Say their names and not many people will know their story, and that is precisely why Professor Siona O' Connell made her documentary The Wynberg 7 - An Intolerable Amnesia.
Say their names and not many people will know their story, and that is precisely why Professor Siona O' Connell made her documentary The Wynberg 7 - An Intolerable Amnesia.

IOL Youth Day Film Festival: Remembering the Wynberg 7

By Riana Howa Time of article published Jun 15, 2020

Share this article:

Cape Town - Say the names Venetia de Klerk, Dee Dicks, Igshaan Amlay, Naasir Masoet, Shoukie Enous, Julian Stubbs and Wayne Jordaan, and not many people will know their story.

That is precisely why Professor Siona O'Connell made her documentary The Wynberg 7 - An Intolerable Amnesia. 

In 1985 seven youth aged between 14 and 18 were arrested during student protests in Wynberg, Cape Town. They were charged and, after a lengthy trial, convicted of public violence for which they served one to two years in the notorious Pollsmoor Prison.

O’Connell (PhD), a  Professor in the University of Pretoria’s School of the Arts, tells their story as a companion piece to her film An Impossible Return about forced removals.

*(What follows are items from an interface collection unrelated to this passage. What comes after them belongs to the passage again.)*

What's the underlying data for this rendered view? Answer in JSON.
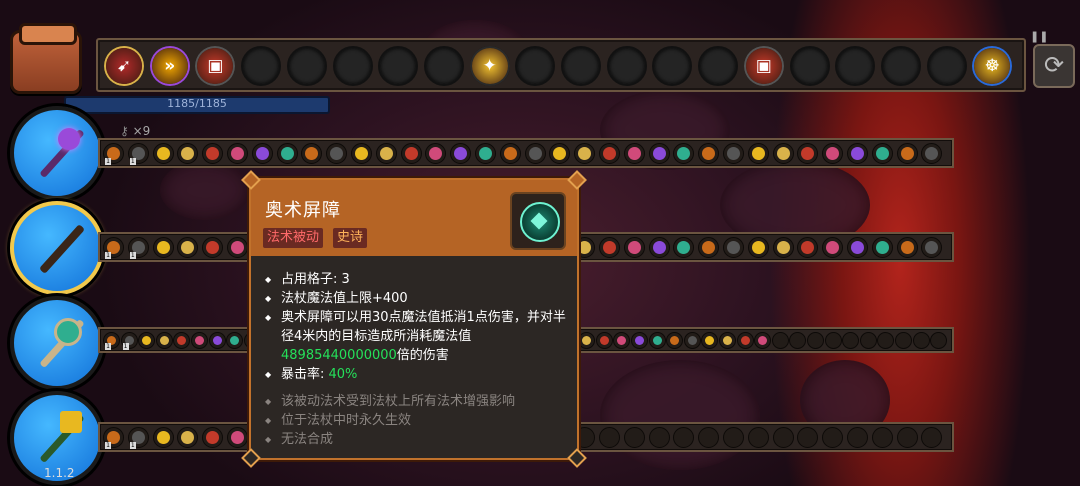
{
  "hud": {
    "mana_text": "1185/1185",
    "key_count": "×9",
    "version": "1.1.2"
  },
  "topbar_slots": [
    {
      "icon": "bow-spell-icon",
      "filled": true,
      "color": "#b22a2a",
      "ring": "#d9b24a"
    },
    {
      "icon": "speed-chevron-icon",
      "filled": true,
      "color": "#f2a800",
      "ring": "#9a4ad9"
    },
    {
      "icon": "red-chest-icon",
      "filled": true,
      "color": "#c83a2a",
      "ring": "#555"
    },
    {
      "icon": "",
      "filled": false
    },
    {
      "icon": "",
      "filled": false
    },
    {
      "icon": "",
      "filled": false
    },
    {
      "icon": "",
      "filled": false
    },
    {
      "icon": "",
      "filled": false
    },
    {
      "icon": "rune-icon",
      "filled": true,
      "color": "#f2c230",
      "ring": "#2a2a2a"
    },
    {
      "icon": "",
      "filled": false
    },
    {
      "icon": "",
      "filled": false
    },
    {
      "icon": "",
      "filled": false
    },
    {
      "icon": "",
      "filled": false
    },
    {
      "icon": "",
      "filled": false
    },
    {
      "icon": "red-chest-icon",
      "filled": true,
      "color": "#c83a2a",
      "ring": "#555"
    },
    {
      "icon": "",
      "filled": false
    },
    {
      "icon": "",
      "filled": false
    },
    {
      "icon": "",
      "filled": false
    },
    {
      "icon": "",
      "filled": false
    },
    {
      "icon": "gold-coin-icon",
      "filled": true,
      "color": "#e8b820",
      "ring": "#2a6ad9"
    }
  ],
  "tooltip": {
    "title": "奥术屏障",
    "tag_type": "法术被动",
    "tag_rarity": "史诗",
    "line1": "占用格子: 3",
    "line2": "法杖魔法值上限+400",
    "line3a": "奥术屏障可以用30点魔法值抵消1点伤害，并对半径4米内的目标造成所消耗魔法值",
    "line3_number": "48985440000000",
    "line3b": "倍的伤害",
    "crit_label": "暴击率: ",
    "crit_value": "40%",
    "note1": "该被动法术受到法杖上所有法术增强影响",
    "note2": "位于法杖中时永久生效",
    "note3": "无法合成"
  },
  "wands": [
    {
      "name": "purple-mace-wand",
      "selected": false
    },
    {
      "name": "dark-stick-wand",
      "selected": true
    },
    {
      "name": "teal-orb-wand",
      "selected": false
    },
    {
      "name": "golden-trident-wand",
      "selected": false
    }
  ]
}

Commentary in her Wynberg 7 documentary is given by family members of the Wynberg 7 and other activists.

The documentary is part of the line-up of IOL's Youth Day Mini Film Festival  which sees a specially curated selection of documentaries and features about youth activism and topical issues being made available on the IOL website for free for the 24 hours of June 16. We are calling on you to use the day to pause and watch your rise.

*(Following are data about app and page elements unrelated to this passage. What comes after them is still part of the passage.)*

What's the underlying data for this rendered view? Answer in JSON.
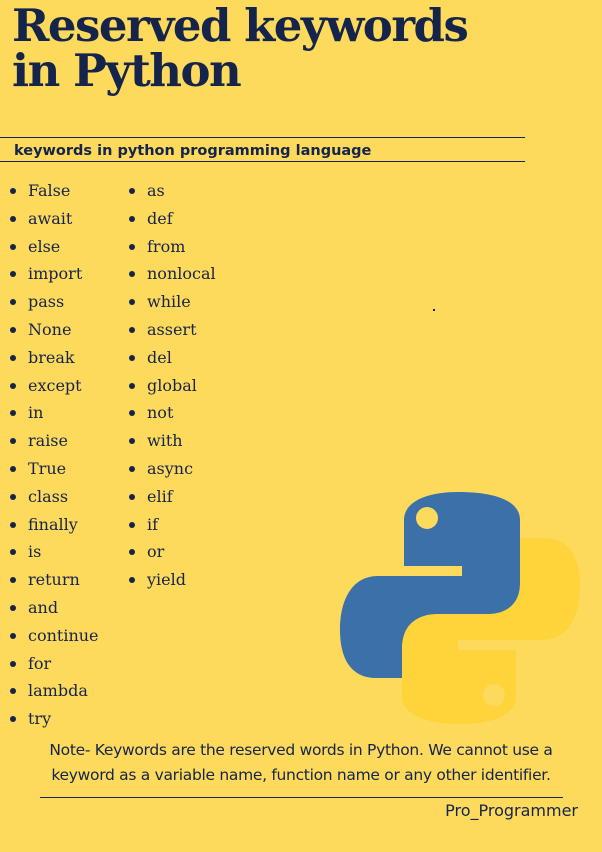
{
  "title": {
    "line1": "Reserved keywords",
    "line2": "in Python"
  },
  "subtitle": "keywords in python programming language",
  "keywords_column_1": [
    "False",
    "await",
    "else",
    "import",
    "pass",
    "None",
    "break",
    "except",
    "in",
    "raise",
    "True",
    "class",
    "finally",
    "is",
    "return",
    "and",
    "continue",
    "for",
    "lambda",
    "try"
  ],
  "keywords_column_2": [
    "as",
    "def",
    "from",
    "nonlocal",
    "while",
    "assert",
    "del",
    "global",
    "not",
    "with",
    "async",
    "elif",
    "if",
    "or",
    "yield"
  ],
  "note": "Note- Keywords are the reserved words in Python. We cannot use a keyword as a variable name, function name or any other identifier.",
  "author": "Pro_Programmer",
  "colors": {
    "background": "#fdd95c",
    "text": "#15244a",
    "python_blue": "#3b70a8",
    "python_yellow": "#ffd43b"
  },
  "icons": {
    "logo": "python-logo-icon"
  }
}
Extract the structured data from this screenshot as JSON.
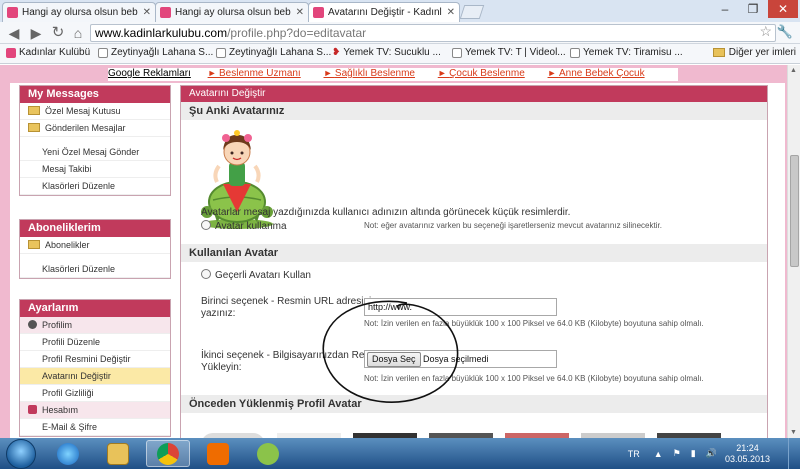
{
  "browser": {
    "tabs": [
      {
        "title": "Hangi ay olursa olsun beb"
      },
      {
        "title": "Hangi ay olursa olsun beb"
      },
      {
        "title": "Avatarını Değiştir - Kadınl"
      }
    ],
    "url_host": "www.kadinlarkulubu.com",
    "url_path": "/profile.php?do=editavatar",
    "bookmarks": [
      {
        "label": "Kadınlar Kulübü",
        "icon": "pink-favicon"
      },
      {
        "label": "Zeytinyağlı Lahana S...",
        "icon": "page-favicon"
      },
      {
        "label": "Zeytinyağlı Lahana S...",
        "icon": "page-favicon"
      },
      {
        "label": "Yemek TV: Sucuklu ...",
        "icon": "heart-favicon"
      },
      {
        "label": "Yemek TV: T | Videol...",
        "icon": "page-favicon"
      },
      {
        "label": "Yemek TV: Tiramisu ...",
        "icon": "page-favicon"
      }
    ],
    "other_bookmarks": "Diğer yer imleri"
  },
  "ads": {
    "google": "Google Reklamları",
    "links": [
      "Beslenme Uzmanı",
      "Sağlıklı Beslenme",
      "Çocuk Beslenme",
      "Anne Bebek Çocuk"
    ]
  },
  "sidebar": {
    "messages": {
      "title": "My Messages",
      "items": [
        "Özel Mesaj Kutusu",
        "Gönderilen Mesajlar",
        "Yeni Özel Mesaj Gönder",
        "Mesaj Takibi",
        "Klasörleri Düzenle"
      ]
    },
    "subscriptions": {
      "title": "Aboneliklerim",
      "items": [
        "Abonelikler",
        "Klasörleri Düzenle"
      ]
    },
    "settings": {
      "title": "Ayarlarım",
      "profile_group": "Profilim",
      "profile_items": [
        "Profili Düzenle",
        "Profil Resmini Değiştir",
        "Avatarını Değiştir",
        "Profil Gizliliği"
      ],
      "account_group": "Hesabım",
      "account_items": [
        "E-Mail & Şifre"
      ]
    }
  },
  "main": {
    "title": "Avatarını Değiştir",
    "current_heading": "Şu Anki Avatarınız",
    "avatar_desc": "Avatarlar mesaj yazdığınızda kullanıcı adınızın altında görünecek küçük resimlerdir.",
    "no_avatar_label": "Avatar kullanma",
    "no_avatar_note": "Not: eğer avatarınız varken bu seçeneği işaretlerseniz mevcut avatarınız silinecektir.",
    "used_heading": "Kullanılan Avatar",
    "use_valid": "Geçerli Avatarı Kullan",
    "option1_label_l1": "Birinci seçenek - Resmin URL adresini",
    "option1_label_l2": "yazınız:",
    "option1_value": "http://www.",
    "option_note": "Not: İzin verilen en fazla büyüklük 100 x 100 Piksel ve 64.0 KB (Kilobyte) boyutuna sahip olmalı.",
    "option2_label_l1": "İkinci seçenek - Bilgisayarınızdan Resim",
    "option2_label_l2": "Yükleyin:",
    "file_button": "Dosya Seç",
    "file_status": "Dosya seçilmedi",
    "previous_heading": "Önceden Yüklenmiş Profil Avatar"
  },
  "taskbar": {
    "lang": "TR",
    "time": "21:24",
    "date": "03.05.2013"
  },
  "colors": {
    "accent": "#c13a5c",
    "pink_bg": "#f0b9cf",
    "ad_link": "#d83b1a"
  }
}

* Visit to find out where you can watch the The Wynberg 7 - An Intolerable Amnesia in future.

Even all these year later O'Connell says she was completely ill prepared for the emotions of the filming process. 

"I am not a psychologist and I was completely ill prepared for it. We started the process bringing them all together at the Alphen Hotel for dinner. As a group they had not seen each other since the day they walked into jail at Pollsmoor. This is in 2015 when I bring them together and it was a rollercoaster of emotions and with hindsight I realised there should have been a lot more support in place for them and for me because it took so much out of everybody.

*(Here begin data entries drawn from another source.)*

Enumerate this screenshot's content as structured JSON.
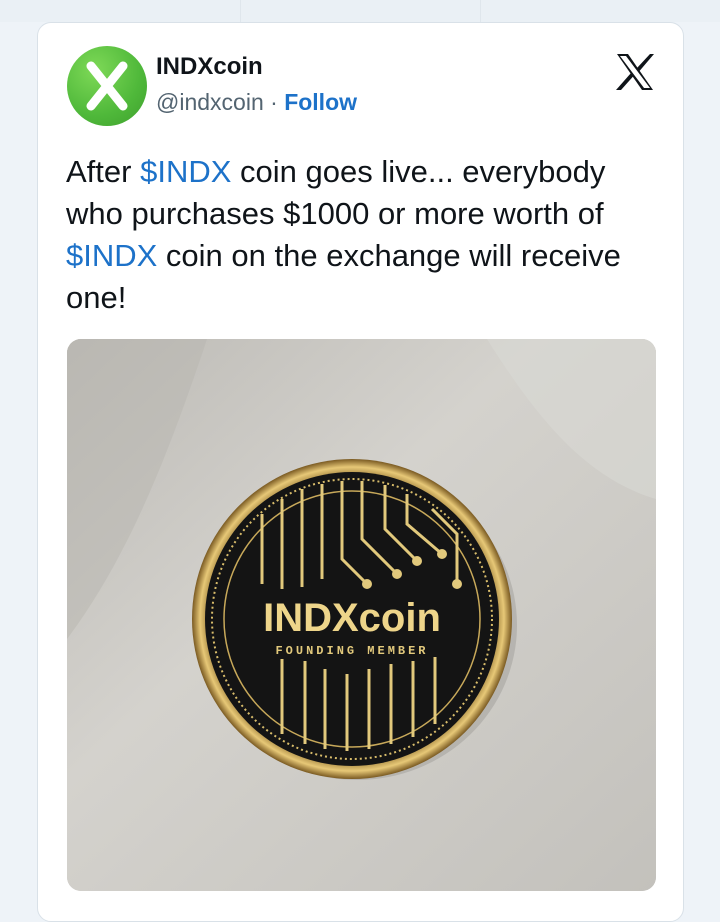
{
  "tweet": {
    "author": {
      "display_name": "INDXcoin",
      "handle": "@indxcoin",
      "separator": "·",
      "follow_label": "Follow",
      "avatar_letter": "X"
    },
    "text_parts": [
      "After ",
      "$INDX",
      " coin goes live... everybody who purchases $1000 or more worth of ",
      "$INDX",
      " coin on the exchange will receive one!"
    ],
    "platform_icon": "x-logo-icon",
    "media": {
      "description_icon": "coin-photo",
      "coin_title": "INDXcoin",
      "coin_subtitle": "FOUNDING MEMBER"
    }
  },
  "colors": {
    "accent": "#1d72c9",
    "text": "#0f1419",
    "secondary": "#536471",
    "avatar_green": "#4fb83a"
  }
}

"So the choice not to show them on camera even though we filmed them was a deliberate one, I thought I could tell the story by others telling it ... Because anything more than that I think would have been a further violation," she says.

For O'Connell the story was personal too. "I’m an ordinary woman from Walmer Estate. My dad was from District Six and my mom was from Walmer Estate and we went to church at Holy Cross. This area is part of who I am and attending the church of Holy Cross, which was one of  the churches and mosques which was at the forefront of leading the struggle against (forced removals from) District Six meant we were politicised from a young age. 

"I knew Julian because we share an aunt by marriage, so his family was part of our family and it shook me to the core because we were the same age when he was arrested. It could well have been me."

O'Connell says she was astonished that people simply didn't know this story. 

"They didn’t seem to care about wanting to know about it and as I continue my work today no longer will anybody have the excuse of 'I didn’t know'. So while my work is not big in the grand scheme of things, I believe it's in the telling of the stories of people like Julian who may have faded off the front pages of newspapers. They were young. They were not hardened. And for me what is even more egregious is that for quite a few of the Wynberg 7 group the criminal record still persists. 

In the film O'Connell asks "Was it worth it?"

She says: "If I see those who have struggled to get a job, who cannot get a visa to go overseas because they still have a criminal record then I would say that of course the cause was important, but because we left them by the wayside they paid a price that is far too high.

"And it’s easily remedied, the government just needs to look at the criminal record and expunge them. It's not a difficult gesture."

"A lot of my work is drawn to the question of colouredness in the country and especially the Western Cape where increasingly the talk is once again 'We’re out on the edge, we’re not black enough, we also suffered'. This is coming up repeatedly in the work that I’m doing around forced removals and the reason why it was important for me to do (the documentary) about this group of kids from middle class Wynberg and surrounding areas was to show that they paid a heavy price and the least we can do is not only to remember but to remember in a way that does justice to their sacrifice."

Along with The Wynberg 7 - An Intolerable Amnesia, IOL's Youth Day Film Festival's selection includes UPRIZE! by Sifiso Khanyile, Weaam Williams’award-winning film Hip Hop Revolution; Nadine Cloete’s powerful and heartbreaking short film Miseducation; artist Haroon Gunn-Salie's Zonnebloem renamed; the story of Keletso, a young geologist, who is passionate about the protection of the beautiful environment she grew up in, Rehad Desai's look at the #FeesMustFall movement entitled Everything Must Fall and more.

Watch along with us this Youth Day and reflect on where we have come from and the battles ahead.  


Share this article:

Related Articles